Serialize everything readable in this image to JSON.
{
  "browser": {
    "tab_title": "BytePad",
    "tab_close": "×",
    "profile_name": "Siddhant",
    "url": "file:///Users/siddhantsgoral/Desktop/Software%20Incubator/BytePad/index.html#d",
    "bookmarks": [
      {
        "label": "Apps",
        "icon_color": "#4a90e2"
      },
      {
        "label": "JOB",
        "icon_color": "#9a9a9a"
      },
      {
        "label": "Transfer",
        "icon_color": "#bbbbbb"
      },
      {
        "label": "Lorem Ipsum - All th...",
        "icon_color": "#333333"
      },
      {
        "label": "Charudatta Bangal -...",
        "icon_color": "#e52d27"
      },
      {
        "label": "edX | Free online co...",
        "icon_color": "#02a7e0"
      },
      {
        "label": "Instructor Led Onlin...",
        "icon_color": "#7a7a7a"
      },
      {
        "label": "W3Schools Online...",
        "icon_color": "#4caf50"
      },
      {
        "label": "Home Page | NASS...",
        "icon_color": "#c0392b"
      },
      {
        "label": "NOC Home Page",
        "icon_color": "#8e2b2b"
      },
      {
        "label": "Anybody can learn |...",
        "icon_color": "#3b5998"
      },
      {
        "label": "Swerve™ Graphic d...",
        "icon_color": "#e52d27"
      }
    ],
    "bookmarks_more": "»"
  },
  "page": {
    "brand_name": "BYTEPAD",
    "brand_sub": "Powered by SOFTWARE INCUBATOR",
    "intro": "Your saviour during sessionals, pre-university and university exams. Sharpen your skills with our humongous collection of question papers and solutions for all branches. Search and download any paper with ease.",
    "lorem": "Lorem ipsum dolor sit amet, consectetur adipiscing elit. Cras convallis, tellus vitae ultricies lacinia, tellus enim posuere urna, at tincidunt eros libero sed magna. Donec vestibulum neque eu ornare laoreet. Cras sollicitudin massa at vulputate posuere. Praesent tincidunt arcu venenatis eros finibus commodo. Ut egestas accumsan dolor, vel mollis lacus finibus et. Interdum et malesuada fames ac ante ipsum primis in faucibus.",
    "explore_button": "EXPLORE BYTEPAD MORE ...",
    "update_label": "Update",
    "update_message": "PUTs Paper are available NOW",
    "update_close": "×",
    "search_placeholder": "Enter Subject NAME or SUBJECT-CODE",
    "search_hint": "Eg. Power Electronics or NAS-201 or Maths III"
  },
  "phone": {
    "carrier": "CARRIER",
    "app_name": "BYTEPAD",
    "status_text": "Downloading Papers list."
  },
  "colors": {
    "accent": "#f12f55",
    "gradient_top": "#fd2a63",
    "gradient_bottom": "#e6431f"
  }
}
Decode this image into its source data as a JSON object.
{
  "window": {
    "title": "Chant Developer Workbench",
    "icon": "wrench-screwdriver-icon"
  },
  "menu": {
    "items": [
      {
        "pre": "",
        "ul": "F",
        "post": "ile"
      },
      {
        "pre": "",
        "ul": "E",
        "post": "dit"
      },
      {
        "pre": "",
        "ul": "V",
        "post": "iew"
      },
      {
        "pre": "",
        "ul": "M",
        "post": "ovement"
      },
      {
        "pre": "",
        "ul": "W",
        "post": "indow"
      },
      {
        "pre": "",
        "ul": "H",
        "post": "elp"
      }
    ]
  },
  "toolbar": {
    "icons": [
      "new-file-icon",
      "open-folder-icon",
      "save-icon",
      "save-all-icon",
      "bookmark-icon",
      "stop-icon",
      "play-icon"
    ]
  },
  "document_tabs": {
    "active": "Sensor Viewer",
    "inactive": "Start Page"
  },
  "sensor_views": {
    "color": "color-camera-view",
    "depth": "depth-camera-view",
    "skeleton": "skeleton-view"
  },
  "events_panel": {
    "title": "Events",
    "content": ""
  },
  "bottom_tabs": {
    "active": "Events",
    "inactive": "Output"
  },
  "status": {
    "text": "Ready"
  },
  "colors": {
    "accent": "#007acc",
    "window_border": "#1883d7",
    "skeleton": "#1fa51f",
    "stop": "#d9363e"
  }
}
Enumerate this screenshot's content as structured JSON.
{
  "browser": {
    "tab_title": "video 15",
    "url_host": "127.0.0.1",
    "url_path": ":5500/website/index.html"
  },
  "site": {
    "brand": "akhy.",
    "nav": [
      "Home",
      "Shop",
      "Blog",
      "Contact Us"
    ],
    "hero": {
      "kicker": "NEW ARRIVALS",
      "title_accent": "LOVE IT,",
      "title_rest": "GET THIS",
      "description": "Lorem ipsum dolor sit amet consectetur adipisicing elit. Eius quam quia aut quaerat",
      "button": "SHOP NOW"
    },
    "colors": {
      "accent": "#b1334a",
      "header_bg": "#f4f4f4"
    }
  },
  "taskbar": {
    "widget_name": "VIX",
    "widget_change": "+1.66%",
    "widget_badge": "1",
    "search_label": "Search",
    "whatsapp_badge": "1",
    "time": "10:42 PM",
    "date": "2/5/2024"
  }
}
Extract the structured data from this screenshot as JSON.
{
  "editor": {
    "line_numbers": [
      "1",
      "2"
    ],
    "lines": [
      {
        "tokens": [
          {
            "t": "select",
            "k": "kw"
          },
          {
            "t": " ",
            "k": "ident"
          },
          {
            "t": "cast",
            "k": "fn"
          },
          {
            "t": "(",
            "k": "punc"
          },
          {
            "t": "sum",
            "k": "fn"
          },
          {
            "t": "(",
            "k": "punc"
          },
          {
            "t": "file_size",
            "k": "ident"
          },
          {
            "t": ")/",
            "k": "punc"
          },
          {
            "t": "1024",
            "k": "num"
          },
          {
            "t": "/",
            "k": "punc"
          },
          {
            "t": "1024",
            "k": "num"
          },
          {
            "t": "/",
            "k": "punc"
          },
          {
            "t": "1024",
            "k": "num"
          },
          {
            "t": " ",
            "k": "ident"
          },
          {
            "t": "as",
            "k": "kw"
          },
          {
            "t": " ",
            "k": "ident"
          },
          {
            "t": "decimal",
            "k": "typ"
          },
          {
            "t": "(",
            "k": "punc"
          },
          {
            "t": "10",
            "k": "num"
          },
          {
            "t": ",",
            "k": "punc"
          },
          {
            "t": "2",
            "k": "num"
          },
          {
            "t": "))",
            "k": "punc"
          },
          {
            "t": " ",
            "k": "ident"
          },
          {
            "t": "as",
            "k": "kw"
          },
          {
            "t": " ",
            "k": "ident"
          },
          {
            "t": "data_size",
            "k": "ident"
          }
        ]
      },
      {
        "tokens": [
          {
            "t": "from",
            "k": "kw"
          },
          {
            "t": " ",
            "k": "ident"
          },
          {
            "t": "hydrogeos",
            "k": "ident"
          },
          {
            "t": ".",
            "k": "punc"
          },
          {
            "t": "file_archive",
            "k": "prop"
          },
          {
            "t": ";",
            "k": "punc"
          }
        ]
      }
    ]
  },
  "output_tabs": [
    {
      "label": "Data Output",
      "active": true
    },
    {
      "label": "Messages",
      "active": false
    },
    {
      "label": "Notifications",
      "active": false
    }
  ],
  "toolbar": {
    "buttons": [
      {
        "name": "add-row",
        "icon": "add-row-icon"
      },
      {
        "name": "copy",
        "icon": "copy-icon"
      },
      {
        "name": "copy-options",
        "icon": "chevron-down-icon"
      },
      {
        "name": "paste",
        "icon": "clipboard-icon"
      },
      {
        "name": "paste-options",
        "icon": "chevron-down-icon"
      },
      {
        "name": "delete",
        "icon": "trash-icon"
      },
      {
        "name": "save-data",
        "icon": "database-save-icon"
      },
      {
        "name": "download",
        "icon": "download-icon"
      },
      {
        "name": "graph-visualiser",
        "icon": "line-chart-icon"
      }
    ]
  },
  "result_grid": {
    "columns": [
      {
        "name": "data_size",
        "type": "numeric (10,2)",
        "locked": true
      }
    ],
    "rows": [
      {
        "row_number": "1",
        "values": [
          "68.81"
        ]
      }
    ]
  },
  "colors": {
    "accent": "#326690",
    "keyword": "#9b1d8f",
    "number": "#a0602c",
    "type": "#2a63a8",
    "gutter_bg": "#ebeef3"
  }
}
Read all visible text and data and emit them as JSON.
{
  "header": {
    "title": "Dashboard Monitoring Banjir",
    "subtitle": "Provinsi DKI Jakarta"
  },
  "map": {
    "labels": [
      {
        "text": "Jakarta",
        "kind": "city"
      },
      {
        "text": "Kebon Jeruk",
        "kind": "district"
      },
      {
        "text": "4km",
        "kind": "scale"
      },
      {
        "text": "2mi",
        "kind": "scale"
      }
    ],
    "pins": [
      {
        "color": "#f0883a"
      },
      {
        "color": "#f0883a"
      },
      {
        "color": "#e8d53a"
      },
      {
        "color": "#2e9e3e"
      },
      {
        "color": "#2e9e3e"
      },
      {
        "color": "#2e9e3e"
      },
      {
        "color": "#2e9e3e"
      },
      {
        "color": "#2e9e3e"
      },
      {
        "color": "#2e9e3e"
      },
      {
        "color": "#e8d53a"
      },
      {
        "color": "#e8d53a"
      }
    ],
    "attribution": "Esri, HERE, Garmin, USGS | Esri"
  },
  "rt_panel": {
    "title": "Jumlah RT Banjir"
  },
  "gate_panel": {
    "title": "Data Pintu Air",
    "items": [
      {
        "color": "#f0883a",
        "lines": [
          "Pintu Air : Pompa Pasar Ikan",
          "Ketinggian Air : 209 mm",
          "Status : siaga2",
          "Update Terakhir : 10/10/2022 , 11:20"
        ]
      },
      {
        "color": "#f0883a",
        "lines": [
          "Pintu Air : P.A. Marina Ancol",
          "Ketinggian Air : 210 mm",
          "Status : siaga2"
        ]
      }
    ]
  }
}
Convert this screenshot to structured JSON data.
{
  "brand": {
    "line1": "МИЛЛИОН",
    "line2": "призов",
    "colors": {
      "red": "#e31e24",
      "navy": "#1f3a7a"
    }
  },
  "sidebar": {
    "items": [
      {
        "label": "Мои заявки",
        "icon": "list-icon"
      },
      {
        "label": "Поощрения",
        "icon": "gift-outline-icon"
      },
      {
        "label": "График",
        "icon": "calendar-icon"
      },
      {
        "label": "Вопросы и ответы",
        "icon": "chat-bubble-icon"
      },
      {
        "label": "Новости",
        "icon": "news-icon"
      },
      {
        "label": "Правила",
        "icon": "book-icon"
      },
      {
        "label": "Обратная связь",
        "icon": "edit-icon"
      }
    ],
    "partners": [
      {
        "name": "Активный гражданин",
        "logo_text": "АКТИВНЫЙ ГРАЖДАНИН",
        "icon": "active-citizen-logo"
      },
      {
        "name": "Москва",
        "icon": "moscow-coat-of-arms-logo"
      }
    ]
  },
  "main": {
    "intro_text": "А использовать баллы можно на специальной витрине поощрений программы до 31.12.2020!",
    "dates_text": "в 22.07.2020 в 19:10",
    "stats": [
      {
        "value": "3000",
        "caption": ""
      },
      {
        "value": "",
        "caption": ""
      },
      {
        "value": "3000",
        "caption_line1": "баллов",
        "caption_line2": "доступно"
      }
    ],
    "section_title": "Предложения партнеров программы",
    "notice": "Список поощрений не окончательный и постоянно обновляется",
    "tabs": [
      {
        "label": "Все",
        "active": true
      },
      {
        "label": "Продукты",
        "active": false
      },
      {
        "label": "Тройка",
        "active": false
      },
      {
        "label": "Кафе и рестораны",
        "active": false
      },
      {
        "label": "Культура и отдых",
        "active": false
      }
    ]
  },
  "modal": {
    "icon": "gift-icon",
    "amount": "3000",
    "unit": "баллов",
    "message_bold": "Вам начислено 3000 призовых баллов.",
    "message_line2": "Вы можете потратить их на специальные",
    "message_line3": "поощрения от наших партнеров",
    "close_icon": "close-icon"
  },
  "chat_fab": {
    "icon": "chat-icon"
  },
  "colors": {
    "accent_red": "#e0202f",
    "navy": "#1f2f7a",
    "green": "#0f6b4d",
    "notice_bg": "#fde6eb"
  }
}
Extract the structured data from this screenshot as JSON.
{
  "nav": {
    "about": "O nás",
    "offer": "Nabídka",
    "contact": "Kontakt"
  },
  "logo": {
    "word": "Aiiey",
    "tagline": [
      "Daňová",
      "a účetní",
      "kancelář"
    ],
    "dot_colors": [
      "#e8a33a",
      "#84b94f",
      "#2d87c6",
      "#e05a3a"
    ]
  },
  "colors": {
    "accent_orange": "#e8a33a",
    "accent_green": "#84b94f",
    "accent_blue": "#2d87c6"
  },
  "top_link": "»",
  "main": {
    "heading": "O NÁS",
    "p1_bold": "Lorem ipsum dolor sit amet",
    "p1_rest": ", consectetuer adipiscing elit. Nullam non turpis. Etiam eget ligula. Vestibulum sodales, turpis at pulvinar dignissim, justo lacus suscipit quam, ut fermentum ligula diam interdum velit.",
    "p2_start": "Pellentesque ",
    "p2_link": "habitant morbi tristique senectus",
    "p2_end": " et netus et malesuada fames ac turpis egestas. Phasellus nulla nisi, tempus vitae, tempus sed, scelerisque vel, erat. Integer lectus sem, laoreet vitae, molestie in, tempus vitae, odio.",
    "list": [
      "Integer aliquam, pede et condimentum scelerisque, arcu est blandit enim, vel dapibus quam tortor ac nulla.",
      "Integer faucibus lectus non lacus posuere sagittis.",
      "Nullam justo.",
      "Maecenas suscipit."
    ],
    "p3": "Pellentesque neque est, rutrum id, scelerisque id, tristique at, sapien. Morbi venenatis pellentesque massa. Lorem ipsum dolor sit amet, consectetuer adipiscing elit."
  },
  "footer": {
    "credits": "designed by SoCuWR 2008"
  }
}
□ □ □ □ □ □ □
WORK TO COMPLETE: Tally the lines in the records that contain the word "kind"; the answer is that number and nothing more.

TASK ANSWER: 4